WHAT YOU ARE ASKED TO DO = The answer should be an exact copy of the data.

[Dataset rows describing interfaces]
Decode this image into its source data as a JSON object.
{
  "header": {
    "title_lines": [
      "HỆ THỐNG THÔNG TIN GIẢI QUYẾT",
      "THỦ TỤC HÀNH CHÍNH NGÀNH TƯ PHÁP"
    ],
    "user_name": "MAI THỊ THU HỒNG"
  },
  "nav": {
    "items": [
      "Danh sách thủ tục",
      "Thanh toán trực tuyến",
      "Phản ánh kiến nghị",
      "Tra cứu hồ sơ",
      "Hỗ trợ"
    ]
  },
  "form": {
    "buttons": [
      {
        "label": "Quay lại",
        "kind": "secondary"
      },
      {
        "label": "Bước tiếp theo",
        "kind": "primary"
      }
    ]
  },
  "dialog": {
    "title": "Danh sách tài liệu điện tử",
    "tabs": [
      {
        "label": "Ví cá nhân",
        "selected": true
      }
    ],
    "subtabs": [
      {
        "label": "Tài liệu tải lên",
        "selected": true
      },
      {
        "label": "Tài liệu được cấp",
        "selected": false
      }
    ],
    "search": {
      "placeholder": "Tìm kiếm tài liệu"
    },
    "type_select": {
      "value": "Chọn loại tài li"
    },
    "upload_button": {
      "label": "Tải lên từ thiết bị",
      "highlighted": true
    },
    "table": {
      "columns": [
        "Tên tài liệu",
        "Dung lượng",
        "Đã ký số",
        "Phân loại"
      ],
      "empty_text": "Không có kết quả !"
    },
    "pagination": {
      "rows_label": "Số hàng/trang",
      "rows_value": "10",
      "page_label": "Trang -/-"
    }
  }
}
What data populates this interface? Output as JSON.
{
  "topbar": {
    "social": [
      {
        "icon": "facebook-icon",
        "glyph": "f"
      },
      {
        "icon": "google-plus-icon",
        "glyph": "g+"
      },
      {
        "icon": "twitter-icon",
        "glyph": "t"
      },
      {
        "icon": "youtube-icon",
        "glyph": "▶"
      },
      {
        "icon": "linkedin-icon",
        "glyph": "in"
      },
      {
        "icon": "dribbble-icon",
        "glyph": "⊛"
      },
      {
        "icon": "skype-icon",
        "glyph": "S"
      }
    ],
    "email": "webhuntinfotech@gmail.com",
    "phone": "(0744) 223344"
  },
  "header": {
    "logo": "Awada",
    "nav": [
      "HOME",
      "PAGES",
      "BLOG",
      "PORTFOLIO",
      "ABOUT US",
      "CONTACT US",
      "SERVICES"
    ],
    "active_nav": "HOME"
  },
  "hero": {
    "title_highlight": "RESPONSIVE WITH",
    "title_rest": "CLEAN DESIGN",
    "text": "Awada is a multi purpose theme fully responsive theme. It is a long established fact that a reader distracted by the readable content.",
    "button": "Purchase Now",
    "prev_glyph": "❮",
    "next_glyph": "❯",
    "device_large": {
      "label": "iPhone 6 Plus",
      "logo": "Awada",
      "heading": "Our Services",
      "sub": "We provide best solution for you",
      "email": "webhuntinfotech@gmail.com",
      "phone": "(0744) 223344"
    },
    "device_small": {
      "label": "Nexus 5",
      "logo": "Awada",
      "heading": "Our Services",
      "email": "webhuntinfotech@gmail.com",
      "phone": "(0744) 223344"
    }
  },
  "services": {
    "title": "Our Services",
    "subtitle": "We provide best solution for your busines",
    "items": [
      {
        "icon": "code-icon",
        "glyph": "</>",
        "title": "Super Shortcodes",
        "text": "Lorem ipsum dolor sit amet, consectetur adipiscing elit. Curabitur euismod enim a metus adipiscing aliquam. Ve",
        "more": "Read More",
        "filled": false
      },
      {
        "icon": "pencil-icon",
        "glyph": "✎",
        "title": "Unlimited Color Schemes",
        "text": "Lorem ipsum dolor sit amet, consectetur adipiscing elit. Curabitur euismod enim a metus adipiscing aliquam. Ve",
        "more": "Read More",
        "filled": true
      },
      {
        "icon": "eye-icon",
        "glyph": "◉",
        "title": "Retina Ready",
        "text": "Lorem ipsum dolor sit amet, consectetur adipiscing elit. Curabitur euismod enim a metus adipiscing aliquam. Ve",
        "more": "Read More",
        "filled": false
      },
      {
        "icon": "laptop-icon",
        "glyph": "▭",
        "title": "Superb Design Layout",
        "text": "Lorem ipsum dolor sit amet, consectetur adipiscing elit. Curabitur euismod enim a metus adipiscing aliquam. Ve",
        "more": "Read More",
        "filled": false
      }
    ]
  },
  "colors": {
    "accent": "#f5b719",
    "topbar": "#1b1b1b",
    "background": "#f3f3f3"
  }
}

EXERCISE RESPONSE =
Decode this image into its source data as a JSON object.
{
  "header": {
    "title_lines": [
      "HỆ THỐNG THÔNG TIN GIẢI QUYẾT",
      "THỦ TỤC HÀNH CHÍNH NGÀNH TƯ PHÁP"
    ],
    "user_name": "MAI THỊ THU HỒNG"
  },
  "nav": {
    "items": [
      "Danh sách thủ tục",
      "Thanh toán trực tuyến",
      "Phản ánh kiến nghị",
      "Tra cứu hồ sơ",
      "Hỗ trợ"
    ]
  },
  "form": {
    "buttons": [
      {
        "label": "Quay lại",
        "kind": "secondary"
      },
      {
        "label": "Bước tiếp theo",
        "kind": "primary"
      }
    ]
  },
  "dialog": {
    "title": "Danh sách tài liệu điện tử",
    "tabs": [
      {
        "label": "Ví cá nhân",
        "selected": true
      }
    ],
    "subtabs": [
      {
        "label": "Tài liệu tải lên",
        "selected": true
      },
      {
        "label": "Tài liệu được cấp",
        "selected": false
      }
    ],
    "search": {
      "placeholder": "Tìm kiếm tài liệu"
    },
    "type_select": {
      "value": "Chọn loại tài li"
    },
    "upload_button": {
      "label": "Tải lên từ thiết bị",
      "highlighted": true
    },
    "table": {
      "columns": [
        "Tên tài liệu",
        "Dung lượng",
        "Đã ký số",
        "Phân loại"
      ],
      "empty_text": "Không có kết quả !"
    },
    "pagination": {
      "rows_label": "Số hàng/trang",
      "rows_value": "10",
      "page_label": "Trang -/-"
    }
  }
}
What data populates this interface? Output as JSON.
{
  "topbar": {
    "social": [
      {
        "icon": "facebook-icon",
        "glyph": "f"
      },
      {
        "icon": "google-plus-icon",
        "glyph": "g+"
      },
      {
        "icon": "twitter-icon",
        "glyph": "t"
      },
      {
        "icon": "youtube-icon",
        "glyph": "▶"
      },
      {
        "icon": "linkedin-icon",
        "glyph": "in"
      },
      {
        "icon": "dribbble-icon",
        "glyph": "⊛"
      },
      {
        "icon": "skype-icon",
        "glyph": "S"
      }
    ],
    "email": "webhuntinfotech@gmail.com",
    "phone": "(0744) 223344"
  },
  "header": {
    "logo": "Awada",
    "nav": [
      "HOME",
      "PAGES",
      "BLOG",
      "PORTFOLIO",
      "ABOUT US",
      "CONTACT US",
      "SERVICES"
    ],
    "active_nav": "HOME"
  },
  "hero": {
    "title_highlight": "RESPONSIVE WITH",
    "title_rest": "CLEAN DESIGN",
    "text": "Awada is a multi purpose theme fully responsive theme. It is a long established fact that a reader distracted by the readable content.",
    "button": "Purchase Now",
    "prev_glyph": "❮",
    "next_glyph": "❯",
    "device_large": {
      "label": "iPhone 6 Plus",
      "logo": "Awada",
      "heading": "Our Services",
      "sub": "We provide best solution for you",
      "email": "webhuntinfotech@gmail.com",
      "phone": "(0744) 223344"
    },
    "device_small": {
      "label": "Nexus 5",
      "logo": "Awada",
      "heading": "Our Services",
      "email": "webhuntinfotech@gmail.com",
      "phone": "(0744) 223344"
    }
  },
  "services": {
    "title": "Our Services",
    "subtitle": "We provide best solution for your busines",
    "items": [
      {
        "icon": "code-icon",
        "glyph": "</>",
        "title": "Super Shortcodes",
        "text": "Lorem ipsum dolor sit amet, consectetur adipiscing elit. Curabitur euismod enim a metus adipiscing aliquam. Ve",
        "more": "Read More",
        "filled": false
      },
      {
        "icon": "pencil-icon",
        "glyph": "✎",
        "title": "Unlimited Color Schemes",
        "text": "Lorem ipsum dolor sit amet, consectetur adipiscing elit. Curabitur euismod enim a metus adipiscing aliquam. Ve",
        "more": "Read More",
        "filled": true
      },
      {
        "icon": "eye-icon",
        "glyph": "◉",
        "title": "Retina Ready",
        "text": "Lorem ipsum dolor sit amet, consectetur adipiscing elit. Curabitur euismod enim a metus adipiscing aliquam. Ve",
        "more": "Read More",
        "filled": false
      },
      {
        "icon": "laptop-icon",
        "glyph": "▭",
        "title": "Superb Design Layout",
        "text": "Lorem ipsum dolor sit amet, consectetur adipiscing elit. Curabitur euismod enim a metus adipiscing aliquam. Ve",
        "more": "Read More",
        "filled": false
      }
    ]
  },
  "colors": {
    "accent": "#f5b719",
    "topbar": "#1b1b1b",
    "background": "#f3f3f3"
  }
}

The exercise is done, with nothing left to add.